I’m getting back to the topic of persistent storage of PLM data. In my previous posts, I touched on this a few times.
First of all, I will try to define functional scope for product persistent storage: In my view, there are five groups of product information that need to be included in this storage: (1) product geometry and models; (2) drawings; (3) knowledge representation (how-to; reasoning; math…); (4) Technical data such as suppliers, manufacturing, etc. and finally (5) meta-data describing all the product data together.
While I see a growing interest and demand for a solution that could possibly covering all the five topics I mentioned above, I don’t see technologies mature enough to provide an answer and allow practical implementation of such a solution in the field. I will try to cover briefly what I found available and what I see practically possible today.
I see STEP as a very solid and mature format that probably can consolidate geometry, model, and sometime additional product information. At the same time, raster formats (IGES, TIFF) and some others can be used to represent drawings for the long-term. Broad usage of PDF makes this format a reliable and stable option for long-term persistent storage as well. On top of PDF, I’ve seen some development such as PDF/A (for document archiving). Even if this format cannot be used as is for product-related data, this is the direction that can be taken to develop extensions for PDF that can support needs for representation of additional technical data.
I didn’t find any reliable technologies that can be used to store meta-data and technical data, rather than existing database and XML technologies. Even if these (Database and XML) technologies prove themselves for transactional usages, I haven’t found practical reference on using databases for data storage over a long time..
Apart from the above-mentioned technologies, I didn’t find mature technologies that can be used. There are a few research projects that I found in this space – LOTAR and some developments done by OMG, OASIS, and W3C. All these development are mostly research in character and contain research and development of models for persistent storage. At the same time, I don’t see them ready for production deployment.
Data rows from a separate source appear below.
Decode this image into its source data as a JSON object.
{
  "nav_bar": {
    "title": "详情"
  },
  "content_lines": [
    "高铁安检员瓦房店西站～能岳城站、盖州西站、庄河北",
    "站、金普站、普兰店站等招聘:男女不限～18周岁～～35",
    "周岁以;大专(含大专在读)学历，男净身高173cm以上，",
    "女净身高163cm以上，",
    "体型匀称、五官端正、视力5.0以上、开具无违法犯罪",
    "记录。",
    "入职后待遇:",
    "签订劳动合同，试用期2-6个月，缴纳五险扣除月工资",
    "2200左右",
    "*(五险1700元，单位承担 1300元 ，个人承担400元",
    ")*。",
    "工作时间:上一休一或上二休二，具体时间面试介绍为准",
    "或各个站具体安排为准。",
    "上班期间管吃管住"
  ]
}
So far, storage has become less expensive and we continue to produce a massive amount of new data on a daily basis. I see persistent storage as a very interesting opportunity for development that we’ll be able to see in the near future.